I suspect, what matters for admissions in any research-orientated field is the ability to do research.... so 1. Recs 2. Research are the two things you really want to have to succeed.

I agree with your point of view.

buckykatt
11-30-2007, 12:56 AM
Does masters course credits get transferred to ph.d? I was thinking if I've to redo the masters courses as part of ph.d core, then an econ masters will not be a value-addition as much as math/statistics.


If you get a master's in econ at one school and attend another for your Ph.D., about the best you can hope for is to be able to waive some minor course (e.g. first semester statistics, econ history, etc.). If you continue at the school where you earned your master's degree, your master's courses may be the same as the Ph.D. core, or they may be totally different courses that don't apply toward the Ph.D., or something in between.

So, you're probably correct in thinking that a master's in math or stats may contribute as much to speedy progress through a Ph.D. program in econ once you get there as a master's in econ would. However, I think the point tangsiuje was making is that given that your background is weak in economics, doing a master's in econ might send the right signal to adcoms (and give you more of an opportunity to cultivate good LOR writers) and thus contribute more to getting admitted to a competitive program.

I'm not sure what I'd do in your situation.
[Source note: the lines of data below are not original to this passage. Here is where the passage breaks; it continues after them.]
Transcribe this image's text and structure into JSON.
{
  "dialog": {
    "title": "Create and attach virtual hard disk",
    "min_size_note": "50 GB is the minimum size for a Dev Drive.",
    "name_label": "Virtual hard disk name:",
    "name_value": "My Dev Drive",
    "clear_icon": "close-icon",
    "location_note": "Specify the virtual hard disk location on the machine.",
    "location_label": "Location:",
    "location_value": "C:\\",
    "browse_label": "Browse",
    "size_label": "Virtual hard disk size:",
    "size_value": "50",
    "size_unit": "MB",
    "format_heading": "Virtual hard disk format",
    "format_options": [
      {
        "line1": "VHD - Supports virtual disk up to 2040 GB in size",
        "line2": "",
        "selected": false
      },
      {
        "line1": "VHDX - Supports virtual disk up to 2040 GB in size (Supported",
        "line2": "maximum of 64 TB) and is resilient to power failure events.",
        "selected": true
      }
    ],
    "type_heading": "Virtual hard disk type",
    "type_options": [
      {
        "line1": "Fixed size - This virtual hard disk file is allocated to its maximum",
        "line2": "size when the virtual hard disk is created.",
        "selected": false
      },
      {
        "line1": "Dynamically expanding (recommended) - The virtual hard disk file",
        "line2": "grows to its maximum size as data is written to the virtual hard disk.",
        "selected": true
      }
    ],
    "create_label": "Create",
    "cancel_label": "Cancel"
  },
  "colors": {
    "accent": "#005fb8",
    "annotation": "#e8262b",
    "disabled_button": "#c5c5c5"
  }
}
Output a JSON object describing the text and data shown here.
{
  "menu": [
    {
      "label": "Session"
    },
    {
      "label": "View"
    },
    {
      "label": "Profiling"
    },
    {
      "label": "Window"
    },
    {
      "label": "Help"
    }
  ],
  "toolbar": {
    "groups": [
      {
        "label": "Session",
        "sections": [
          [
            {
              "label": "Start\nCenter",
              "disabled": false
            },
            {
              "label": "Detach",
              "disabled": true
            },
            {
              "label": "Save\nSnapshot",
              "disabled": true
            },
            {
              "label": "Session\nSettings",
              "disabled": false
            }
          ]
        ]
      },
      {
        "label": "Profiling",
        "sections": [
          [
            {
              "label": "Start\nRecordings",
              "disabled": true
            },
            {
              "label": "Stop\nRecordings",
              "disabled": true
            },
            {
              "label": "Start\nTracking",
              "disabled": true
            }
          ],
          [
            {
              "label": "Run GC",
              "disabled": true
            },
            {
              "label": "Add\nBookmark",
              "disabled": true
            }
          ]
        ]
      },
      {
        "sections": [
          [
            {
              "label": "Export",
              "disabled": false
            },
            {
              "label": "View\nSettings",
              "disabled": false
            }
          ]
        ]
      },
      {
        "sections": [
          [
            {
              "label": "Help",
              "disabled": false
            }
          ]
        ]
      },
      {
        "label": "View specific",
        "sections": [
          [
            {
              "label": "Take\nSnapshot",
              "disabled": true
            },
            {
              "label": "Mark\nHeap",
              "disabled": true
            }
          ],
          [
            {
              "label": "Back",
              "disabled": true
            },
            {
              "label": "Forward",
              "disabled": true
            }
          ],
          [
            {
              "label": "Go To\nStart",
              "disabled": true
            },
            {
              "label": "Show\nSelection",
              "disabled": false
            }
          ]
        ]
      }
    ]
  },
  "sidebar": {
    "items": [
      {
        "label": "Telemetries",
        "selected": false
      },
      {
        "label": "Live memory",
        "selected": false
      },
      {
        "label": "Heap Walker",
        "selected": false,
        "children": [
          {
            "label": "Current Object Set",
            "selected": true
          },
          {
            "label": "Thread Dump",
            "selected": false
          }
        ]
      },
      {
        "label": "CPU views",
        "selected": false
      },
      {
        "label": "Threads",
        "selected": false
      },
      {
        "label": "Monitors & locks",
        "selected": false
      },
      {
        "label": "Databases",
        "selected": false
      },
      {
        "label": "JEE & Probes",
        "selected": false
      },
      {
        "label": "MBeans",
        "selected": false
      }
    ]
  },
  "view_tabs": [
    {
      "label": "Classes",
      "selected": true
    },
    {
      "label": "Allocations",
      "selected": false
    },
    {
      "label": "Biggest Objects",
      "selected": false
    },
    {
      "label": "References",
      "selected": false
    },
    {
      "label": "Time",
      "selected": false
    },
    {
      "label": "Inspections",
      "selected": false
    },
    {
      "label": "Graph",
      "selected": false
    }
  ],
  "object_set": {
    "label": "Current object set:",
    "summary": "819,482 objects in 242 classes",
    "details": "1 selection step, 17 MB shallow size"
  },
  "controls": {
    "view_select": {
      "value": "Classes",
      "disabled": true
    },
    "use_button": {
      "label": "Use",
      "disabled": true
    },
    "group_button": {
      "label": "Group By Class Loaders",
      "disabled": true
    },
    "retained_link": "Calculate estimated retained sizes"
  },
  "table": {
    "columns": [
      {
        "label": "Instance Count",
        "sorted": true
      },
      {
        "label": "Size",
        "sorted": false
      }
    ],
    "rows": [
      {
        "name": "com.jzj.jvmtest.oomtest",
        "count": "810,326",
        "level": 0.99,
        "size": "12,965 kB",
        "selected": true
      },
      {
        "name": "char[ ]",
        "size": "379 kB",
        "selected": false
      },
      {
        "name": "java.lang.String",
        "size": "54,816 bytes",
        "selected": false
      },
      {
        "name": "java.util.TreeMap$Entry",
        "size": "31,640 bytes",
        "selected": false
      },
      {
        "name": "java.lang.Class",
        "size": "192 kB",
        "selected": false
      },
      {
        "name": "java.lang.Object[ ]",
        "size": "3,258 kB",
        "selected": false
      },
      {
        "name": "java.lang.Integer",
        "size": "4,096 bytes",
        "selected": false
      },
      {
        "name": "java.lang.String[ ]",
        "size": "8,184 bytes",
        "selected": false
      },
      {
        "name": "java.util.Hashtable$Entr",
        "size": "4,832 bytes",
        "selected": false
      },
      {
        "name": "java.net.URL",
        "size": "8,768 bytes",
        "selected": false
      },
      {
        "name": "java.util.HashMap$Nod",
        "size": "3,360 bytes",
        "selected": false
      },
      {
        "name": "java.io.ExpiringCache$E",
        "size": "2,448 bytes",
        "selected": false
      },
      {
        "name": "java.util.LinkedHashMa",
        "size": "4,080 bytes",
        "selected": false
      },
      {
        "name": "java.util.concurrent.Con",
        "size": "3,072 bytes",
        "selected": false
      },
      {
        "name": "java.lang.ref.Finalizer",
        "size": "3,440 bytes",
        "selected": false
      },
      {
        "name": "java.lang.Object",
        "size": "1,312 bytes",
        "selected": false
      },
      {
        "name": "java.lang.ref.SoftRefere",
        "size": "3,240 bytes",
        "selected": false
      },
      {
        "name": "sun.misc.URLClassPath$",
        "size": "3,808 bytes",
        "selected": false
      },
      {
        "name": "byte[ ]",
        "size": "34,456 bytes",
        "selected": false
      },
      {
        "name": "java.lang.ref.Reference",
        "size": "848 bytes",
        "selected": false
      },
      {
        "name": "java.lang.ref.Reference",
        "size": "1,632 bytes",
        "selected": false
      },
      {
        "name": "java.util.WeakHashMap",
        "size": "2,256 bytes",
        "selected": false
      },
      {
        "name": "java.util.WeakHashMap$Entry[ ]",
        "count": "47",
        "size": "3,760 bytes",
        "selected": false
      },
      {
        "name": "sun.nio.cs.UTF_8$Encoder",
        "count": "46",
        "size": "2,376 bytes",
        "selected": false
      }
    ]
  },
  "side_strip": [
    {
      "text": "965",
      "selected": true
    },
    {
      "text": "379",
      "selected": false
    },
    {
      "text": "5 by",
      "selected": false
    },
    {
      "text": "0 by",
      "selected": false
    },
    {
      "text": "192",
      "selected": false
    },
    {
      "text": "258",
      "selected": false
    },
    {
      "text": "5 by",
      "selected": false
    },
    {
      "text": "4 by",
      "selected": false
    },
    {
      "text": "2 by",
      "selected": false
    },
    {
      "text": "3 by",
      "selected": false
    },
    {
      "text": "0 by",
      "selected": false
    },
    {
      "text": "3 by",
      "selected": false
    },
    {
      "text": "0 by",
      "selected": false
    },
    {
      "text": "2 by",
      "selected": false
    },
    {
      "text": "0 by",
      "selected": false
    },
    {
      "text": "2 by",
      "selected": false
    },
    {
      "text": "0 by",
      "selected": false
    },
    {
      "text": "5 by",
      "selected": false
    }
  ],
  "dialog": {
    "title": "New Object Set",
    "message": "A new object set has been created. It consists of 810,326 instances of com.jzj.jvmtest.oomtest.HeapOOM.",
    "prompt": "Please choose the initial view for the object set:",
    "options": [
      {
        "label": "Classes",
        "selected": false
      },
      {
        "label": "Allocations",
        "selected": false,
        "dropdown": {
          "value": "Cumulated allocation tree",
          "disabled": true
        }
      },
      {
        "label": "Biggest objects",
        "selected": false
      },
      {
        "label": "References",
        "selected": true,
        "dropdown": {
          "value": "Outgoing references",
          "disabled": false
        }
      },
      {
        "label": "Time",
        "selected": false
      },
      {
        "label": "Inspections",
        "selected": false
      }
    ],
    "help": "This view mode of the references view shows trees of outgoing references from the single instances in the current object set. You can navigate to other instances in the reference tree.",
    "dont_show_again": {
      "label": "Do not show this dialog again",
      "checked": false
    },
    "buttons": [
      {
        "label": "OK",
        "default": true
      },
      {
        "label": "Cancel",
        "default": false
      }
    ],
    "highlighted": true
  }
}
But, whichever way I went, I'd look for a program that was flexible enough to let me pursue a mixed strategy, e.g. a master's program where I could take some real analysis or a math or stats program where I could take grad micro at the Ph.D. level.